And now the tempter thus his silence broke:
“ The city which thou seest, no other deem
Than great and glorious Rome, queen of the earilig,
So far renown'd, and with the spoils enrich'd
Of nations ; there the capitol thou seest
Above the rest lifting bis stately head
On the Tarpeian rock, her citadel.
Impregnable; and there Mount Palatine,
Th’imperial palace, compass huge, and ligh.
The structure, skill, of noblest architects,
With gilded Latilements, conspicuous.far,
Turrets, and terraces, and glitt'ring spires,
Many a fair edifice besides, more like
Houses of gods (so well I have dispos'd.
My airy microscope,) thou may'st behold
Outside and inside both, pillars and roofs,
Carv'd work, the hand of fam'd artificers.
In cedar, marble, ivory or gold.,
Thence to the gates.cast round thine eye, and see.
What conflux issuing forth, or entering in ;

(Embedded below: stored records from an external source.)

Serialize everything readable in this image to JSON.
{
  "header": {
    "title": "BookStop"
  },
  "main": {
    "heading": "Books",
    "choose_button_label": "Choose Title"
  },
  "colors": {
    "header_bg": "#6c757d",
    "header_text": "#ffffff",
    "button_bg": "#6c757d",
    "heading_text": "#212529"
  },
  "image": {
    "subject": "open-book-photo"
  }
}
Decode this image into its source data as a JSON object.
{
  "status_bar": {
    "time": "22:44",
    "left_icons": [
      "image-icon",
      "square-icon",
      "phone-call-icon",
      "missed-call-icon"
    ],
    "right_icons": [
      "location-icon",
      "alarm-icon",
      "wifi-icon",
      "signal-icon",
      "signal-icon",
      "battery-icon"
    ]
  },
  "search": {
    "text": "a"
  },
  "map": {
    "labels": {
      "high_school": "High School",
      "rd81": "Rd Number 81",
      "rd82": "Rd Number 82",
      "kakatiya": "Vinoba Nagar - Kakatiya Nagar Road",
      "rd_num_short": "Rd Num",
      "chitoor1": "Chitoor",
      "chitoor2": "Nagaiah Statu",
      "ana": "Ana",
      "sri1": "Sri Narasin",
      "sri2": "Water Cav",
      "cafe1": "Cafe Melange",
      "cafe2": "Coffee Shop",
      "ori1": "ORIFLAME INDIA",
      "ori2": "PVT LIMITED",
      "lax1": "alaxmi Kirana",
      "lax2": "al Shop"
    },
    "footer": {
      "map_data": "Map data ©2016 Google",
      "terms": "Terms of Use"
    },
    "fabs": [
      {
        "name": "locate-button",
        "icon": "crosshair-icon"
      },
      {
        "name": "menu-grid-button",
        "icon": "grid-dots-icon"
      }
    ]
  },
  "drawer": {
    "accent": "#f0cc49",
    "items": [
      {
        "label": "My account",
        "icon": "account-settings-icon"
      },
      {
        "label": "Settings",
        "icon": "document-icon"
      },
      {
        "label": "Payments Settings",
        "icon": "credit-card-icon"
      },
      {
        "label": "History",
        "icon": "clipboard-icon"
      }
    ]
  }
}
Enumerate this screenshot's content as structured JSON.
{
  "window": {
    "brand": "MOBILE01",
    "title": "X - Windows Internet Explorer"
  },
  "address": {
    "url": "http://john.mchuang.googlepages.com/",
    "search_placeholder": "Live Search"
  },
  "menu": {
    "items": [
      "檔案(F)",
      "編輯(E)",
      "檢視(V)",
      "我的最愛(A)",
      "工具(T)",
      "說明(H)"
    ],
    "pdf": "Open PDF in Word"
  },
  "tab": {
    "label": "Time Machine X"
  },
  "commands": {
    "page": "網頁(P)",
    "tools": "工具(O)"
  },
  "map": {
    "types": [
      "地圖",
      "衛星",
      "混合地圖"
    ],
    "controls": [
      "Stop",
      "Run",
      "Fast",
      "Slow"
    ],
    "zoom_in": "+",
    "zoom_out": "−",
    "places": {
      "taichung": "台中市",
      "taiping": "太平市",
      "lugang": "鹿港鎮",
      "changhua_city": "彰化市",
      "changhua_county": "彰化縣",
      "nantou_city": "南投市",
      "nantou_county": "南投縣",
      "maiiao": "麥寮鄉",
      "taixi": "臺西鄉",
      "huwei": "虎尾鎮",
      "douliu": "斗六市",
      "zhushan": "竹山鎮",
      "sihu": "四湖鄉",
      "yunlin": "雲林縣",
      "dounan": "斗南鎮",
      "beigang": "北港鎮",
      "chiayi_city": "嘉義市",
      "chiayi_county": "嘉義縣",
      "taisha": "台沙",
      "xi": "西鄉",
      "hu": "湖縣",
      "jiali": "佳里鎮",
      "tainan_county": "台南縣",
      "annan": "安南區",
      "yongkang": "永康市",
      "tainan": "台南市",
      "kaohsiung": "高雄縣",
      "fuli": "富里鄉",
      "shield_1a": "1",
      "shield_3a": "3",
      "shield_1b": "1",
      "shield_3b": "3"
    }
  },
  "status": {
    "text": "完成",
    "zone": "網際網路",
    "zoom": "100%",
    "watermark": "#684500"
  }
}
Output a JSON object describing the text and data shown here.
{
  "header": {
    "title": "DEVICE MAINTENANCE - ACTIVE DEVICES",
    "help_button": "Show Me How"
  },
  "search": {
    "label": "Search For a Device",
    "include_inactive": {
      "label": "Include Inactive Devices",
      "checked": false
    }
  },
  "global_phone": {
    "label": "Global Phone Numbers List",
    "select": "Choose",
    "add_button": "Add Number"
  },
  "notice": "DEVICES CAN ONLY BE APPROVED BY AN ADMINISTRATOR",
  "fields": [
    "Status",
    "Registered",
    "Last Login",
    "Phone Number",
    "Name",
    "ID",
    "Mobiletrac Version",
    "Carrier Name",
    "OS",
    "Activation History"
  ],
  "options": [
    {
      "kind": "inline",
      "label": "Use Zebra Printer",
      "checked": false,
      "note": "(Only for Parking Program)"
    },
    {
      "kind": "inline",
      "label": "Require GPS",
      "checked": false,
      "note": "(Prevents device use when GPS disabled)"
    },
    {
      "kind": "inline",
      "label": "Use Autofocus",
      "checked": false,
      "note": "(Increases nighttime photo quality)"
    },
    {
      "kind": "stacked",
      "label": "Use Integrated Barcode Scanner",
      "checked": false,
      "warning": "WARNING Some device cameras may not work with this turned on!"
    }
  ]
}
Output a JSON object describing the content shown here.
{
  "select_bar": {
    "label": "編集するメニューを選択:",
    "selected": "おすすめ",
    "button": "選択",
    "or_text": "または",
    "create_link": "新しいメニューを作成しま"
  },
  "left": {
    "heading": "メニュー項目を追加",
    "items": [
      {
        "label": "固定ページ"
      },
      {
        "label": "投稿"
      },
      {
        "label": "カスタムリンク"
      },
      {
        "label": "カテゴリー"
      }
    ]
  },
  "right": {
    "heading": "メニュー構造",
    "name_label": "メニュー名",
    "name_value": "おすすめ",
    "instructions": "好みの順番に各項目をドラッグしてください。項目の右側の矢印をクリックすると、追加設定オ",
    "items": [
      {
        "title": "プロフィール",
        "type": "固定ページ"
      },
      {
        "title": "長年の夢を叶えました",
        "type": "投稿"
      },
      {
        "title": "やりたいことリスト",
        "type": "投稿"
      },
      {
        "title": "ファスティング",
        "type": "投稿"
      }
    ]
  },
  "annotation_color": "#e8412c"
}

Prætors, proconsuls to their provinces
Hasting, or on return, iu robes of state:
Lictors, and rods, the ensigns of their power,
Legions and cohorts, turms of horse and wings:
Or embassies from regions far. remote
In various habits on the Appian road,
Or on th’ Emilian; some from farthest south,
Syene, and where the shadow both ways falls,
Meroe Nilotic isle, and more to west,
The realm of Bocchus. to the Black-moor sea;.
From th’ Asian kings, and Parthian among these,
From India and the golden Chersonese,
And utmost Indian isle Taprobane,
Dusk faces with white silken turbans wreath'd;
From Gallia, Gades, and the British west;
Germans and Scythians, and Sarmatians, north
Beyond Danubius to the Taurie pool.
All nations now to Roine obedience pay,
To Roue's great emperor, whose wide domain,
In ample territory, wealth and power,
Civility of manners, arts and arms,
And long renown, thou justiy may’st prefer
Before the Partbian. These two thrones except,
The rest are barb'rous, and scarce worth the sight,
Shar'd among petiy kings too far remov'd :
These having shown thee, I have shown thee all
The kingdoms of the world, and all their glory.
This emp’ror hath no son, and now is old,
Old and lascivious, and from Roine retir'd
To Capræ, an island small, but strong,
On the Campanian shore, with purpose there
His horrid lusts in private to enjoy,
Committing to a wicked favourite
All public cares, and yet of him suspicious;
Hated of all, and hatiog. With what ease,
Endu'd with regal virtues, as thou art,
Appearing, and beginning noble deeds,
Might'st thou expel this monster from his throne,
Now made a sty, and in his place ascending,
A victor people free from servile yoke?
And with my help thou may’st: to me the power
Is given, and by that right I give it thee.
Aim therefore at no less than all the world ;
Aim at the highest; without the highest attain’d
Will be før tbee no sitting, or not long,
On David's throne, be prophesied what will."
To whom the Son of God unmov'd replied:
“ Nor doth this grandeur and majestic show
Of luxury, though callid magnificence,
More than of arms before, allure mine eye,
Much less my mind; though thou shouldst add to tell